// Adds an URL to the Set, returns true if new url was added (if not present already)
func (m *SafeHashSet) add(newUrl string) bool {
    m.Lock()
    defer m.Unlock()
    _, ok := m.urls[newUrl]
    if !ok {
        m.urls[newUrl] = true
        return true
    }
    return false
}


// Crawl uses fetcher to recursively crawl
// pages starting with url, to a maximum of depth.
func Crawl(url string, depth int, fetcher Fetcher) {

    // Decrement the atomic url counter, when this crawl function exits
    defer atomic.AddInt64(&urlCounter, -1)

    if depth <= 0 {
        return
    }

    // Don't Process a url if it is already processed
    isNewUrl := urlSet.add(url)

    if !isNewUrl {
        fmt.Printf("skip: \t%s\n", url)
        return
    }


    body, urls, err := fetcher.Fetch(url)
    if err != nil {
        fmt.Println(err)
        return
    }
    fmt.Printf("found: \t%s %q\n", url, body)

    for _, u := range urls {
        atomic.AddInt64(&urlCounter, 1)
        // Crawl parallely
        go Crawl(u, depth-1, fetcher)
    }
    return
}

func main() {
    urlSet = SafeHashSet{urls: make(map[string]bool)}

    atomic.AddInt64(&urlCounter, 1)
    go Crawl("https://golang.org/", 4, fetcher)

    for atomic.LoadInt64(&urlCounter) > 0 {
        time.Sleep(100 * time.Microsecond)
    }
    fmt.Println("Exiting")
}

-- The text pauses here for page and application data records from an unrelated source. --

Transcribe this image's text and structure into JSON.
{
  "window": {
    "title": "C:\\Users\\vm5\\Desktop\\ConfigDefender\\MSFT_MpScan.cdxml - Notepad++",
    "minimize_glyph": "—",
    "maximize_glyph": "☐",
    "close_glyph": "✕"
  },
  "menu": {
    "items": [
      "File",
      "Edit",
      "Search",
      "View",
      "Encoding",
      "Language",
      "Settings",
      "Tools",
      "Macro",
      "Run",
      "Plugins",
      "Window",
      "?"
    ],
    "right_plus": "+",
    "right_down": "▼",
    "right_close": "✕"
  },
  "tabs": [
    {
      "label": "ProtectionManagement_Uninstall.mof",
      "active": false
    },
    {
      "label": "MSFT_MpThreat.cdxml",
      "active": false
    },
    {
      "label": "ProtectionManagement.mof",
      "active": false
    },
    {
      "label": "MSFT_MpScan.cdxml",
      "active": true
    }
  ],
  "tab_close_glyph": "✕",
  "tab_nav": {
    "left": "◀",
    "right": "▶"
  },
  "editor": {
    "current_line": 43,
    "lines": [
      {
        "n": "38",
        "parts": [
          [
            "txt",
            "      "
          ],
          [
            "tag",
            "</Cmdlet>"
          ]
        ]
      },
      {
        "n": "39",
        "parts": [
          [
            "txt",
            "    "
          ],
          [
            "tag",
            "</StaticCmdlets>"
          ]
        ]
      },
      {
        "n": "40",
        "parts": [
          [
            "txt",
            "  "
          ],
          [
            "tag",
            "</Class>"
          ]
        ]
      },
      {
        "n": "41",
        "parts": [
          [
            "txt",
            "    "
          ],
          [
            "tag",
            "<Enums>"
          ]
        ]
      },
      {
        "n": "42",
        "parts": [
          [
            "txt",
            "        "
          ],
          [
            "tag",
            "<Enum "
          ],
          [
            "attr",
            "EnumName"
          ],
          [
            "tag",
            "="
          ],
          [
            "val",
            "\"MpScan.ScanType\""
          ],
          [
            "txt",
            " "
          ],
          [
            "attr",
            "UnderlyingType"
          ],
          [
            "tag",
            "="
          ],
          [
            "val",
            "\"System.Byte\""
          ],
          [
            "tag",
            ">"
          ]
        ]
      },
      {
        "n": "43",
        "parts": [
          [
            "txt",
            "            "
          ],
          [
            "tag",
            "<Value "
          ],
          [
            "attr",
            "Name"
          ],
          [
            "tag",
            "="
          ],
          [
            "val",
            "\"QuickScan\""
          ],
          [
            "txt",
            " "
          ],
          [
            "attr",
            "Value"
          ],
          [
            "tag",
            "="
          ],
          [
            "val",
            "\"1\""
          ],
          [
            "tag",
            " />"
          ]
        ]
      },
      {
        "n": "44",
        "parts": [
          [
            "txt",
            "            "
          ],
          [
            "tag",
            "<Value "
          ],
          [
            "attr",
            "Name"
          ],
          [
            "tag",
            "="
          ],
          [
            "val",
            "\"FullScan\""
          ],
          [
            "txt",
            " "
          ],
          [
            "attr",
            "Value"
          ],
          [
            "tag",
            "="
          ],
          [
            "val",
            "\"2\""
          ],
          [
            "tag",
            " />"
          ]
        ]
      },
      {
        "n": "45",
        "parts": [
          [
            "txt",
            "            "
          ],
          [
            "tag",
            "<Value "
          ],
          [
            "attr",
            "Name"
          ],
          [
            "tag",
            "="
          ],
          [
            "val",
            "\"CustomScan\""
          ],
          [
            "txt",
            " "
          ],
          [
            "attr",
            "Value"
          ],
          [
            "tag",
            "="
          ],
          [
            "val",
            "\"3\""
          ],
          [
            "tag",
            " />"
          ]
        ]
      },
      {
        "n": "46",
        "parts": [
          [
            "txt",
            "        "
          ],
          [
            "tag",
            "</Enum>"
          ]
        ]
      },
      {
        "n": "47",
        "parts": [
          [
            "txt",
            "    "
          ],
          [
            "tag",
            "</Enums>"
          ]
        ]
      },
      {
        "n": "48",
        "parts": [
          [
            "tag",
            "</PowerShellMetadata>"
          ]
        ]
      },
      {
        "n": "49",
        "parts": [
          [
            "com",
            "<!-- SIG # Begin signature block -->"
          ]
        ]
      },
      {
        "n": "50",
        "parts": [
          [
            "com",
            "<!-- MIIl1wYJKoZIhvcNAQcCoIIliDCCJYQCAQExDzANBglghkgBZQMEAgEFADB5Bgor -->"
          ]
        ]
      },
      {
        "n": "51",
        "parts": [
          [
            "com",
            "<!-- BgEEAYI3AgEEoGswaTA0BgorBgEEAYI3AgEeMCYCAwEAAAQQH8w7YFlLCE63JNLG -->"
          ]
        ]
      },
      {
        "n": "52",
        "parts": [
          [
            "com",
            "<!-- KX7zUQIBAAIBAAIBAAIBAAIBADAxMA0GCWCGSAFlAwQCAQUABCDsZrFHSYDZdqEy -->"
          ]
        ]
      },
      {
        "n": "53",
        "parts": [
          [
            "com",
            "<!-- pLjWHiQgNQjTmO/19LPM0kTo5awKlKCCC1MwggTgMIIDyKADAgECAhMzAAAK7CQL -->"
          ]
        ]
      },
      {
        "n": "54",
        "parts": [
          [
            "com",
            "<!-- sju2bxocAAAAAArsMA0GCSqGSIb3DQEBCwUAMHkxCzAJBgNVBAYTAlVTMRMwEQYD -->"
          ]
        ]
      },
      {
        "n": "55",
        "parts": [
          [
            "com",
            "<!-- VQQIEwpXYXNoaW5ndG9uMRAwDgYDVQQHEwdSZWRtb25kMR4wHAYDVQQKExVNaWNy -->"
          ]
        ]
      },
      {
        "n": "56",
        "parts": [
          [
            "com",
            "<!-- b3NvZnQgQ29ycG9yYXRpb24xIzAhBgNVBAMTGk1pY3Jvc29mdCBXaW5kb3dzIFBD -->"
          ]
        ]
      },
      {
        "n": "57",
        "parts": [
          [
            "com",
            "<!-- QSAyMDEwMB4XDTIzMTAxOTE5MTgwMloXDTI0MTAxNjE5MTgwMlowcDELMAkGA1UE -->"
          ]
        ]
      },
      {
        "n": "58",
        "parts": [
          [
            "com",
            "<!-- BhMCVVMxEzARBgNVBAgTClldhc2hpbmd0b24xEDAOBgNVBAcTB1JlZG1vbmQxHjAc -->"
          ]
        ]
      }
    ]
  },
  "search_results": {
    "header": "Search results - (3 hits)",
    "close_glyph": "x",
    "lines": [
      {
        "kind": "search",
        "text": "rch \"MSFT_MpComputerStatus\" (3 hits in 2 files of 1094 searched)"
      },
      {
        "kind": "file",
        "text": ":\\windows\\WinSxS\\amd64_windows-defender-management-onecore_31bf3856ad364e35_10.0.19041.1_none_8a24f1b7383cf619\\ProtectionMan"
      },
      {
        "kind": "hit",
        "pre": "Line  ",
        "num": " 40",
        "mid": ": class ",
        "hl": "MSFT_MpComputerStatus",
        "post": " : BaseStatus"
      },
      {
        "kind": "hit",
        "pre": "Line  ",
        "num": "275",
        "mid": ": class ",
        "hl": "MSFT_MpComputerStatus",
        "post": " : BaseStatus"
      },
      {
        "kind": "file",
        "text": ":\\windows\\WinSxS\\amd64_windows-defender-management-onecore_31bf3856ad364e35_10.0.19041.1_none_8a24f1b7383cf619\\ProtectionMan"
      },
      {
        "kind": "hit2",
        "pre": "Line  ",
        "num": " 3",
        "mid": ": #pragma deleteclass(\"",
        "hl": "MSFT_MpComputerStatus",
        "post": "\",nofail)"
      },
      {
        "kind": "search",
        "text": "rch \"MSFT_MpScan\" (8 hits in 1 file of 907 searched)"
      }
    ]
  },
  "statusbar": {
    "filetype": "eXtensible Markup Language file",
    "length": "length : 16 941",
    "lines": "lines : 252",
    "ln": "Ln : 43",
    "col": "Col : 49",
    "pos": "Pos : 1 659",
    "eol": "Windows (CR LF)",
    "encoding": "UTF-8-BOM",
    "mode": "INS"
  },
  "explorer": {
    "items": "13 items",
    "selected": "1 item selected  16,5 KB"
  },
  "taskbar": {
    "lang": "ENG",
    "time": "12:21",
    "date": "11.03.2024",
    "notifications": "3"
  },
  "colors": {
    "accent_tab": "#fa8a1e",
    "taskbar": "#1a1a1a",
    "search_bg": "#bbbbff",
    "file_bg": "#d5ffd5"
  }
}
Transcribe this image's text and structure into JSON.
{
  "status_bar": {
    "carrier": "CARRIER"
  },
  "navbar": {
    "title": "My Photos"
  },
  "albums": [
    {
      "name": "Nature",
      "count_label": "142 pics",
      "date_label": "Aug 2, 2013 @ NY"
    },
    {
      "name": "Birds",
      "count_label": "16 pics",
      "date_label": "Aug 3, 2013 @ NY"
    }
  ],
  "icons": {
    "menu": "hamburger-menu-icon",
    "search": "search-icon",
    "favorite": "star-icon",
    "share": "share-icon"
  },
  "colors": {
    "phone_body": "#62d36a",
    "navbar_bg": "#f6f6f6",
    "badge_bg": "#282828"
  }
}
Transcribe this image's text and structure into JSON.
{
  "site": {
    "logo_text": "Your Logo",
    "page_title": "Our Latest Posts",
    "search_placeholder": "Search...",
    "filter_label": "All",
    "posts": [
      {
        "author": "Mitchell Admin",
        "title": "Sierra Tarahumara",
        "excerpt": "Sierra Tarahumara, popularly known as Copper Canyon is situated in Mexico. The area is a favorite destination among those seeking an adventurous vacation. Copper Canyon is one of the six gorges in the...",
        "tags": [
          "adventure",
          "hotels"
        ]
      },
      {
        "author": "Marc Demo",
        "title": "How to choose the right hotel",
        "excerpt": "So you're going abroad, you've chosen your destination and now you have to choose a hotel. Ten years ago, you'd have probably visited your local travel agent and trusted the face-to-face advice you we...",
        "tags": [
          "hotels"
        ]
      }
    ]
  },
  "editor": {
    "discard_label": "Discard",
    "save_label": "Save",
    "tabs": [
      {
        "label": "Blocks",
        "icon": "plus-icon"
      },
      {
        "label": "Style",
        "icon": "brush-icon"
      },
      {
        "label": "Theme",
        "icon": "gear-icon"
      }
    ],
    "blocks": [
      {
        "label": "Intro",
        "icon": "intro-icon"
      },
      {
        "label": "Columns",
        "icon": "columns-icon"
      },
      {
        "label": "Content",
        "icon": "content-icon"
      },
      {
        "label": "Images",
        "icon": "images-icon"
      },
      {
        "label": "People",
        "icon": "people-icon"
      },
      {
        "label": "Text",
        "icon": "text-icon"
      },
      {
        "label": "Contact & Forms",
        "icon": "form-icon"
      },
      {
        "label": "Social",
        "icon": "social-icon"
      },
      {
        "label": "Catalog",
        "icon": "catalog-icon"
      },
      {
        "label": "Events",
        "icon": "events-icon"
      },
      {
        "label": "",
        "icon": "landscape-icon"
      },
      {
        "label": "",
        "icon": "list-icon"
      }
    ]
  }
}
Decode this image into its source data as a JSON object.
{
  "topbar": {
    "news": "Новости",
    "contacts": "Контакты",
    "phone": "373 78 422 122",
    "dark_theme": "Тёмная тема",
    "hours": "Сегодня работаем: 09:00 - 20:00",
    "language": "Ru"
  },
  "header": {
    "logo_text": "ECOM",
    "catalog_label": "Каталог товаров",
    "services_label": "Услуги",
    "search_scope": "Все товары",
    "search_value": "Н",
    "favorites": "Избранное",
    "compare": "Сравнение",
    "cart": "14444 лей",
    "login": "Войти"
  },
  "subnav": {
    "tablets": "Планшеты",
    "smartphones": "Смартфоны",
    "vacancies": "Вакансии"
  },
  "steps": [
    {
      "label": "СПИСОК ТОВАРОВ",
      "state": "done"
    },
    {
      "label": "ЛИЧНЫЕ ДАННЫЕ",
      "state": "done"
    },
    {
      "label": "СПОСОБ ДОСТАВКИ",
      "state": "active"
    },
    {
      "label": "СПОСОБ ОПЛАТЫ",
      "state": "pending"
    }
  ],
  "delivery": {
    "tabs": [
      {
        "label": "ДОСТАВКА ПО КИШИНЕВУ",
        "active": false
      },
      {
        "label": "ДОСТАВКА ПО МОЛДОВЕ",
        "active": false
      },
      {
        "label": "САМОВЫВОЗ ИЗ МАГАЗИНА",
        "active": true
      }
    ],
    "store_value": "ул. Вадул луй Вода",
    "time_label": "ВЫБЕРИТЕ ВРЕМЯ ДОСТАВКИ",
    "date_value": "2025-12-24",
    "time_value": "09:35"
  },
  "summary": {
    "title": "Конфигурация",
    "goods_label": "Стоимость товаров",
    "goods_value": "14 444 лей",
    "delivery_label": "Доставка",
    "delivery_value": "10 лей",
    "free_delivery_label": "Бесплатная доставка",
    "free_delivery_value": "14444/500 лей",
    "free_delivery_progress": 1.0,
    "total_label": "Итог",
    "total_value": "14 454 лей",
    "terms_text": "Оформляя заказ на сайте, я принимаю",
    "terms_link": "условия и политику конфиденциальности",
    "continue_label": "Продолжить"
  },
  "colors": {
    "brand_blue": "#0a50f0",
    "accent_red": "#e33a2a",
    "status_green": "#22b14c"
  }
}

Your Answer

By clicking “Post Your Answer”, you agree to our terms of service, privacy policy and cookie policy

Not the answer you're looking for? Browse other questions tagged or ask your own question.